“My aunt always said the secret to her gefilte fish was the lemon in the broth,” Janet Sameh remembers.
“Maybe, or maybe it was just the comfort of tradition. Either way, my family looks forward to it every year.”
Passed down recipes are favorites at Passover.
Sameh remembers how her aunt, Ruth Lifshitz, would grind three types of fish to make the fish cakes. Then she simmered the fish cakes in vegetable broth.
“By the time she was done, the house smelled of fish,” Sameh recalls.
Her aunt’s original recipe even included a note to ask the fishmonger for the heads and bones to put in the broth.
“Her recipe was really a hand-me-down,” Sameh says. “She was thrilled when I asked her for it.”
Now, in her own kitchen in Wilmette, Sameh keeps her aunt’s memory alive by making the gefilte fish. But not quite on the same scale. She buys prepared, frozen fish cakes.
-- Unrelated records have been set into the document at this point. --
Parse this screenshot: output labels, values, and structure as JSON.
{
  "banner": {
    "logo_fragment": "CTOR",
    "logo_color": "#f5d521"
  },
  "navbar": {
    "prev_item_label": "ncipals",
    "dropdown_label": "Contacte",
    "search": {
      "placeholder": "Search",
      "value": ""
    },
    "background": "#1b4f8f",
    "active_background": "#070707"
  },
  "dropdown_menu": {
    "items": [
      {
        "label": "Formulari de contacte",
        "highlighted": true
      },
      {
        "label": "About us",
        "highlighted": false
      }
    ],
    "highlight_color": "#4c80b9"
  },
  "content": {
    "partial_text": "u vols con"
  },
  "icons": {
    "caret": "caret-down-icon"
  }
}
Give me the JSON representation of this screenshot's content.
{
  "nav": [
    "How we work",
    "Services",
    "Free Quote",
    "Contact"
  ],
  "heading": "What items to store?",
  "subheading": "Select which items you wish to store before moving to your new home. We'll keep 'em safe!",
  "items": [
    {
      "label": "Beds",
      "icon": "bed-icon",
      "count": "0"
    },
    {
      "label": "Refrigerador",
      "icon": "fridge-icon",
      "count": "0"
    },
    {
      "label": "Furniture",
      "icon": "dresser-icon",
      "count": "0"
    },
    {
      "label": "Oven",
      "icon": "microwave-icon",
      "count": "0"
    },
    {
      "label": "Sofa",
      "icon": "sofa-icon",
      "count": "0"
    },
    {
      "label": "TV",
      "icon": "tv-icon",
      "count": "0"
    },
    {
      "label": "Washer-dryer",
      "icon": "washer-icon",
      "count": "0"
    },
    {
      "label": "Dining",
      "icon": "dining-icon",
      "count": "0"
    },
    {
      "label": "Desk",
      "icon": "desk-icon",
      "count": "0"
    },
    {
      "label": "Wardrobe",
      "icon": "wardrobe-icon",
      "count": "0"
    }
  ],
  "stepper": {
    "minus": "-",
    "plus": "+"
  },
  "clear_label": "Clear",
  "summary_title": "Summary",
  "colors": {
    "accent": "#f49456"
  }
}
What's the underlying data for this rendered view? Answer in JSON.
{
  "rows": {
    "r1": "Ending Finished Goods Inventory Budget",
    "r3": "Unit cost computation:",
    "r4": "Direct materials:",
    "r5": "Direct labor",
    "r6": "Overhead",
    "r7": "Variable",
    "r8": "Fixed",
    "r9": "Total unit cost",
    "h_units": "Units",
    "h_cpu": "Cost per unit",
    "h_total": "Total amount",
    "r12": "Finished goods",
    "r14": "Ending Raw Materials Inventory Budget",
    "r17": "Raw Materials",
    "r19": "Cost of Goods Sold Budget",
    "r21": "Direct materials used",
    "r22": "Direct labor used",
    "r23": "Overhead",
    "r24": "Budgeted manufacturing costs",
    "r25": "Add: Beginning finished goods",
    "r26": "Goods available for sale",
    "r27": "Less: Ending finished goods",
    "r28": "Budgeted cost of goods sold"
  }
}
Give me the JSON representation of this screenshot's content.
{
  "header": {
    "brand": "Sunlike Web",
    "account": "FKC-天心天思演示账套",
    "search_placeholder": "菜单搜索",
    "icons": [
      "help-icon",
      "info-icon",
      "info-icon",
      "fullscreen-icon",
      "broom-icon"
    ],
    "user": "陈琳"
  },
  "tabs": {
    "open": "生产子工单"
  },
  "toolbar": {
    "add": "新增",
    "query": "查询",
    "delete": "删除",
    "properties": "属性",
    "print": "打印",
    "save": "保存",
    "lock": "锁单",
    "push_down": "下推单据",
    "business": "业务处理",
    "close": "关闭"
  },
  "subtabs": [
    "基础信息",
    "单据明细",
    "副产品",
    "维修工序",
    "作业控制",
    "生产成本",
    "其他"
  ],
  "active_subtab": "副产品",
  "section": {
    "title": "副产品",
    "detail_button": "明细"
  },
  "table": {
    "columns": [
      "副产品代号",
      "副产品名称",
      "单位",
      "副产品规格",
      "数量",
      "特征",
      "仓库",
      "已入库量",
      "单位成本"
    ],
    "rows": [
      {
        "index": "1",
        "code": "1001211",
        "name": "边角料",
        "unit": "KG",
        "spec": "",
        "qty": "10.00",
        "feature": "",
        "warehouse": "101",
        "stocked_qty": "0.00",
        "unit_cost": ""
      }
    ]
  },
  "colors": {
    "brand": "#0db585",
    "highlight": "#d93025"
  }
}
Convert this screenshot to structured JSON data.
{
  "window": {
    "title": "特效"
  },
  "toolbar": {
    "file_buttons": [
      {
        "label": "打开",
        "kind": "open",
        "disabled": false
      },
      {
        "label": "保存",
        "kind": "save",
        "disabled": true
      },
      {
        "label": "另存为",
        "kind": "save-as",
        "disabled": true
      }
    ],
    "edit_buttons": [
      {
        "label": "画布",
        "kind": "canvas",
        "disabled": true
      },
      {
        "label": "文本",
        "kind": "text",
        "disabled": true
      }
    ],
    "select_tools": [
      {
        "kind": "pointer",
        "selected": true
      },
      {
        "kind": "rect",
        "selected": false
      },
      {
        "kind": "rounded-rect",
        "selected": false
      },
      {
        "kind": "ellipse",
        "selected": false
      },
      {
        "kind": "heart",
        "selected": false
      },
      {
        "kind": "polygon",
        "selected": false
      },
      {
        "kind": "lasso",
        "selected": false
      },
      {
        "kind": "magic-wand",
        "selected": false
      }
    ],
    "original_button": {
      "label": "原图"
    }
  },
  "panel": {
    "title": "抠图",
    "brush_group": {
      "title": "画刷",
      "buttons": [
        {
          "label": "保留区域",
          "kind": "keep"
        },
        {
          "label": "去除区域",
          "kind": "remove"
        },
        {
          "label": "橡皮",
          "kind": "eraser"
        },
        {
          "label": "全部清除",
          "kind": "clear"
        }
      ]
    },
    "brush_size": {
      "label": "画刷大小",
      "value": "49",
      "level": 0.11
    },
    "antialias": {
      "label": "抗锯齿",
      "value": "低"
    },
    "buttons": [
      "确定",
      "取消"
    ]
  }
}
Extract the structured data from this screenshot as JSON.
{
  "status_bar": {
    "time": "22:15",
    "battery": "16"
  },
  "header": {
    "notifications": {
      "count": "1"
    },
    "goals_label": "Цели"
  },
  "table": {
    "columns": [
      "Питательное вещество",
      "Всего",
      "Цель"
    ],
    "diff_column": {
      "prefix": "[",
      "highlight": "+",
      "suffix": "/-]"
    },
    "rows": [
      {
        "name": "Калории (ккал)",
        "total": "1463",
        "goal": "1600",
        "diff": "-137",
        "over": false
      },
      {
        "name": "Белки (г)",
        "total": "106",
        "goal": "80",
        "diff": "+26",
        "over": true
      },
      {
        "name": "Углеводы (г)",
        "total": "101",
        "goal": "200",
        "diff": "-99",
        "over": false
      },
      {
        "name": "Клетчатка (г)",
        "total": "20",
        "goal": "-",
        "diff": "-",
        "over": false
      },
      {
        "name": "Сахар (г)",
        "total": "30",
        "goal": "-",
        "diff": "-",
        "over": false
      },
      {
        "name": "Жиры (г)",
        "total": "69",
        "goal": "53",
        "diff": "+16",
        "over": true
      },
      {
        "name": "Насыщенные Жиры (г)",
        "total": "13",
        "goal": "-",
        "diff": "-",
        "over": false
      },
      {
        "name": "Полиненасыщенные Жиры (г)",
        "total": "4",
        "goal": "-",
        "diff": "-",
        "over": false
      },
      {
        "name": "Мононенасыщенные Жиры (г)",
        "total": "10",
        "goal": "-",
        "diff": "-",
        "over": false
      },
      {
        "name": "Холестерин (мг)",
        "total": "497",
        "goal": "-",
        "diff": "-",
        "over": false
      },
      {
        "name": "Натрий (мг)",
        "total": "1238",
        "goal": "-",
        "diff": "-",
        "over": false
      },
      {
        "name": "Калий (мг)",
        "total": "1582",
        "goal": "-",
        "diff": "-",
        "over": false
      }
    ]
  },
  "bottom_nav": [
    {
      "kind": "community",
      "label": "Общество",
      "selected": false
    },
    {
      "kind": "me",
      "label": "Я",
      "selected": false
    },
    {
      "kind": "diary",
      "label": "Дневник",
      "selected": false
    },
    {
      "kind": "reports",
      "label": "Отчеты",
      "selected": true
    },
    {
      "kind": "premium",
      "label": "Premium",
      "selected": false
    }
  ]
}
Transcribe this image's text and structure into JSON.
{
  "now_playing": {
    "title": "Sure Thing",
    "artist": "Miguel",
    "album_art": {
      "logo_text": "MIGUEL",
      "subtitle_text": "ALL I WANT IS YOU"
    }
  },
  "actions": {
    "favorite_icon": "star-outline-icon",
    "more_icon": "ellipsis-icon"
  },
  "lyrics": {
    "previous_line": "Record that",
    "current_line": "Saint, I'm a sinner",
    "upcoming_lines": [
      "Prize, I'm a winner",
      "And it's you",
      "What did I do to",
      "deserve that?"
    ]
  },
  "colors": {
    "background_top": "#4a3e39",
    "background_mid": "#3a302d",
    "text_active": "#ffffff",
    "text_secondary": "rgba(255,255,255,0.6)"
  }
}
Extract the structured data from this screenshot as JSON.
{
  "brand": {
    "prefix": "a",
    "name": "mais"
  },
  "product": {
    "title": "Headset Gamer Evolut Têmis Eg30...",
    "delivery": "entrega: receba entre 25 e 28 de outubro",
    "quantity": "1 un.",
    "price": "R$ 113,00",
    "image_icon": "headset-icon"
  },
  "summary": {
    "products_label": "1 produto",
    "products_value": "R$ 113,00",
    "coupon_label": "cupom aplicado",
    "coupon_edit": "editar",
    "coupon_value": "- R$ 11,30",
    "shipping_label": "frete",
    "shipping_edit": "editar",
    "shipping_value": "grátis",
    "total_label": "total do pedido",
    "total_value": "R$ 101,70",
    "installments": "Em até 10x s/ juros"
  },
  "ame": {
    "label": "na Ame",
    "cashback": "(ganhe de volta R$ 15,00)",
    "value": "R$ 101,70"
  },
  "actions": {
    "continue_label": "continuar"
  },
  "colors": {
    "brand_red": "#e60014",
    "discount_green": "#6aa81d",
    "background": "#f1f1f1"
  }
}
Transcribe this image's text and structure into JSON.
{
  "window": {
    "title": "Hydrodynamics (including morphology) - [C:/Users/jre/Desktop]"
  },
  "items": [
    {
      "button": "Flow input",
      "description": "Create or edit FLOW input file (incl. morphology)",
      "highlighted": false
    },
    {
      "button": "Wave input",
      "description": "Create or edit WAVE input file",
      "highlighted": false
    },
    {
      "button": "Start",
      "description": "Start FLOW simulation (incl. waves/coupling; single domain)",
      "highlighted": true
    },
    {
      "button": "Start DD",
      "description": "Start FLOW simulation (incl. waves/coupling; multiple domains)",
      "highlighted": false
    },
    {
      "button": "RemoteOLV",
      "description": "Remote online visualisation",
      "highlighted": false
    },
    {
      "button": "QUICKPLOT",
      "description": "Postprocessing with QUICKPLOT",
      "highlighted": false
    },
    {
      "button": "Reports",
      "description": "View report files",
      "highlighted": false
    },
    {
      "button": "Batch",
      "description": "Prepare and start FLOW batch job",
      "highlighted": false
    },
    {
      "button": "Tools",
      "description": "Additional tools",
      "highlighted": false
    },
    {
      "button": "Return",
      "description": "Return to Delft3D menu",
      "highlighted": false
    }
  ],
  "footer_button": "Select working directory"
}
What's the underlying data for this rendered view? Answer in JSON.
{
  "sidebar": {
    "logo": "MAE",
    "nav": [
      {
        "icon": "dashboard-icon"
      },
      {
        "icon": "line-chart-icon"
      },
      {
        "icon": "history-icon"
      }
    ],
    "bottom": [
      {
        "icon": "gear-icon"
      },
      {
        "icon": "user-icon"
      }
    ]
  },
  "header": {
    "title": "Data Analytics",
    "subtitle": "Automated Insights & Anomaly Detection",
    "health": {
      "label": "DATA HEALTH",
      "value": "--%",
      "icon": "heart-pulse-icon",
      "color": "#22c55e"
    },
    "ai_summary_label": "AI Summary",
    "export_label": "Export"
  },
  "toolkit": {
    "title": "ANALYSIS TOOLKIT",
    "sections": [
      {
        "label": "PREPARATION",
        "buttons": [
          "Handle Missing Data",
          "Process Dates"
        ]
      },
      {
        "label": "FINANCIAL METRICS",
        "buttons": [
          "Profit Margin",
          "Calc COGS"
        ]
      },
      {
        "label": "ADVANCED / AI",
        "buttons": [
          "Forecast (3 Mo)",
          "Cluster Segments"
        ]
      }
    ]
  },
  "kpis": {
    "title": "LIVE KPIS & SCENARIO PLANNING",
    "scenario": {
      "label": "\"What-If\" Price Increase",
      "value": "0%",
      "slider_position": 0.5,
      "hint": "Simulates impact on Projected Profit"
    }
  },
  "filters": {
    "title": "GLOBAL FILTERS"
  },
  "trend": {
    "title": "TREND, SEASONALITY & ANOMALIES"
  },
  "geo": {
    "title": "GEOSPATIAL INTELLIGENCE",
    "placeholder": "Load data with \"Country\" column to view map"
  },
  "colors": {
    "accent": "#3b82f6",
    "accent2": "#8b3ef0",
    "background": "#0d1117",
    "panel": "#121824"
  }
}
“Unless you are a glutton for punishment or you want your kitchen smelling for three days, I would suggest getting fish loaves,” she says. “While gefilte fish purists make their own patties, I save time by using frozen loaves. If you make gefilte fish from scratch, it can be such a production. If you make it using the prepared loaves, it can be so much easier.”
Traditionally, the cakes include three different types of fish. For those who make the patties from scratch, most fish will work, as long as 50 percent of the cake is whitefish. Using the least expensive types of fish — like pike, walleye or trout — will keep the recipe closest to tradition. The recipe originated, after all, by the hands of those who knew much about making something out of nothing. The inexpensive fish is stretched by incorporating matzoh meal into the loaves.
The bland-tasting cakes get a flavor lift from vegetable broth.
“Gefilte fish tastes mild, but flavorful,” Sameh says. “Some people put horseradish on it to kind of give it a zing.”
Red horseradish, which is made crimson-colored by beet juice, is her favorite.
Sometimes a favorite recipe is passed along from a friend. That’s the case with a brisket that Wilmette resident Melinda Sharkan makes every year for Passover for the family of Rabbi Allan Kensky. Her holiday gesture has become tradition.
“He is a vegetarian, but his family loves it,” Sharkan says.
Sharkan is the originator of another Passover ritual: the advance order bake sale that is held annually by the Beth Hillel Bnai Emunah Sisterhood in Wilmette. The sale wouldn’t be complete without Mini Goldsmith’s mandel bread. The recipe was her grandmother’s. It was passed along to Goldsmith through her mother, Bernice. She was the only member of her family who survived the Holocaust in Poland.
Goldsmith remembers growing up in Skokie, helping her mother make the biscotti-like treats.
“She always had a cookie jar — special only for Passover,” she recalls.
And just as the mandel bread recipe was passed down to her, Goldsmith has passed it on to her daughter, Caryn Engle, and she will pass it to her daughter-in-law Ari Goldsmith, both of Highland Park.
Sometimes a recipe just tastes better with a dash of tradition.